"It made me really sad and depressed, and it kind of ruined our trip," she said. Lieutenant Matthew Gil of the Department of Fish and Wildlife explained the importance of the regulations. According to Lieutenant Gil, clams must reach at least 4.5 inches to reproduce and maintain healthy populations year after year.

This is why protecting juvenile clams is crucial. Lieutenant Gil emphasised the importance of understanding wildlife regulations and proper mollusc identification. Clams, he said, have distinctive shells that are very difficult to pry open, unlike other shellfish.

"If you have a dead sand dollar, a dead animal, or something like that, or you have a broken seashell, that's fine," he said. Russ's children certainly learned a valuable lesson. Unlike Pismo clams, which have two tightly shut shells, the youngsters unknowingly collected clams with openable valves.

They're more cautious at the beach now, Russ explained. On the bright side, they've become experts at differentiating clams from seashells – a lesson none of us expected. Russ successfully argued her case before a San Luis Obispo County Judge, who reduced the fine to a more manageable $500.

To commemorate the ordeal, she even got a shellfish tattoo. "It was definitely one expensive trip to Pismo, unforgettable," she said.

Russ's mistake wasn't uncommon. Last year, San Luis Obispo saw 58 citations issued for illegal clamming. While warning signs were posted around the beach, she admits wishing she'd taken the time to read them.

While Russ' experience is a cautionary tale about the importance of understanding regulations, for those interested in clamming responsibly, there's a clear path to legally entering the industry.

Clamming Business: How to Start?

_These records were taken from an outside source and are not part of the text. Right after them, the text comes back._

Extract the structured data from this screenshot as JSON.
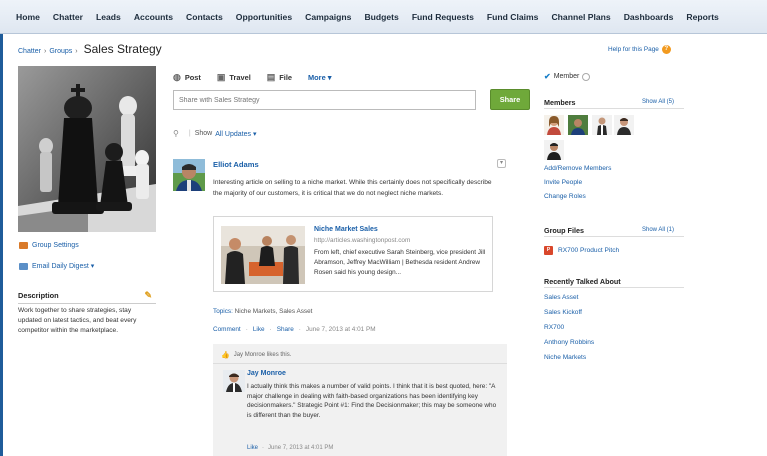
{
  "nav": {
    "tabs": [
      "Home",
      "Chatter",
      "Leads",
      "Accounts",
      "Contacts",
      "Opportunities",
      "Campaigns",
      "Budgets",
      "Fund Requests",
      "Fund Claims",
      "Channel Plans",
      "Dashboards",
      "Reports"
    ]
  },
  "breadcrumb": {
    "chatter": "Chatter",
    "groups": "Groups",
    "sep": "›",
    "title": "Sales Strategy"
  },
  "help": {
    "label": "Help for this Page",
    "q": "?"
  },
  "left": {
    "group_settings": "Group Settings",
    "email_digest": "Email Daily Digest ▾",
    "description_heading": "Description",
    "description_text": "Work together to share strategies, stay updated on latest tactics, and beat every competitor within the marketplace."
  },
  "publisher": {
    "tabs": [
      {
        "label": "Post",
        "icon": "post-icon"
      },
      {
        "label": "Travel",
        "icon": "travel-icon"
      },
      {
        "label": "File",
        "icon": "file-icon"
      },
      {
        "label": "More ▾",
        "icon": ""
      }
    ],
    "placeholder": "Share with Sales Strategy",
    "share_label": "Share"
  },
  "filter": {
    "show": "Show",
    "value": "All Updates ▾"
  },
  "post": {
    "author": "Elliot Adams",
    "text": "Interesting article on selling to a niche market. While this certainly does not specifically describe the majority of our customers, it is critical that we do not neglect niche markets.",
    "link": {
      "title": "Niche Market Sales",
      "url": "http://articles.washingtonpost.com",
      "desc": "From left, chief executive Sarah Steinberg, vice president Jill Abramson, Jeffrey MacWilliam | Bethesda resident Andrew Rosen said his young design..."
    },
    "topics_label": "Topics:",
    "topics": "Niche Markets, Sales Asset",
    "actions": {
      "comment": "Comment",
      "like": "Like",
      "share": "Share",
      "timestamp": "June 7, 2013 at 4:01 PM"
    }
  },
  "comment": {
    "likes": "Jay Monroe likes this.",
    "author": "Jay Monroe",
    "text": "I actually think this makes a number of valid points. I think that it is best quoted, here: \"A major challenge in dealing with faith-based organizations has been identifying key decisionmakers.\" Strategic Point #1: Find the Decisionmaker; this may be someone who is different than the buyer.",
    "like": "Like",
    "timestamp": "June 7, 2013 at 4:01 PM"
  },
  "right": {
    "member_label": "Member",
    "members_heading": "Members",
    "members_showall": "Show All (5)",
    "member_links": [
      "Add/Remove Members",
      "Invite People",
      "Change Roles"
    ],
    "files_heading": "Group Files",
    "files_showall": "Show All (1)",
    "file": "RX700 Product Pitch",
    "recent_heading": "Recently Talked About",
    "recent": [
      "Sales Asset",
      "Sales Kickoff",
      "RX700",
      "Anthony Robbins",
      "Niche Markets"
    ]
  },
  "colors": {
    "accent": "#1a5fa8",
    "share_button": "#6fa93a",
    "nav_bg": "#e6edf5",
    "help_icon": "#f29a1f"
  }
}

Beyond the ecological importance of clams, like the quahog's remarkable longevity offering insights into the North Atlantic's history, these shellfish also fuel a thriving industry.

Additionally, they can hold vital clues to unlock scientific mysteries. In a groundbreaking discovery in 2015, researchers identified a transmissible form of leukaemia in clams, raising concerns that contagious cancers might be far more widespread than previously thought.

Are you intrigued by the world of clamming? You need to understand that clammers don't sell directly to consumers but rather to seafood wholesalers who act as middlemen. These wholesalers then supply clams to grocery stores, restaurants, and seafood shops.

The wholesale price fluctuates based on market demand, but most clams average around $2.25 per pound, according to data shared by How to Start an LLC. Littlenecks, however, can fetch premium prices. Clamming income varies depending on effort and clam abundance, with some business owners earning $100-$200 per half-day of work.

Here's a roadmap to launching your own successful clamming business - the process can be broken down into ten essential steps:

Planning: This initial phase involves brainstorming your business concept, target market, and overall strategy.

Legal Entity: Choose the legal structure that best suits your business, such as a sole proprietorship or LLC.

Tax Registration: Ensure you comply with all federal and state tax requirements.

Business Finances: Open a dedicated business bank account and consider a credit card to streamline operations.

Accounting: Establish a system for tracking your income and expenses for tax filing and financial clarity.

Permits & Licenses: Obtain the necessary permits and licenses to operate legally in your area.

Insurance: Protect your business with appropriate insurance coverage.

Branding: Develop a strong brand identity that reflects your values and resonates with your target audience.

Website Presence: Create a user-friendly website to showcase your business and connect with potential customers.

Communication Channels: Establish a reliable business phone system to facilitate communication with clients and partners.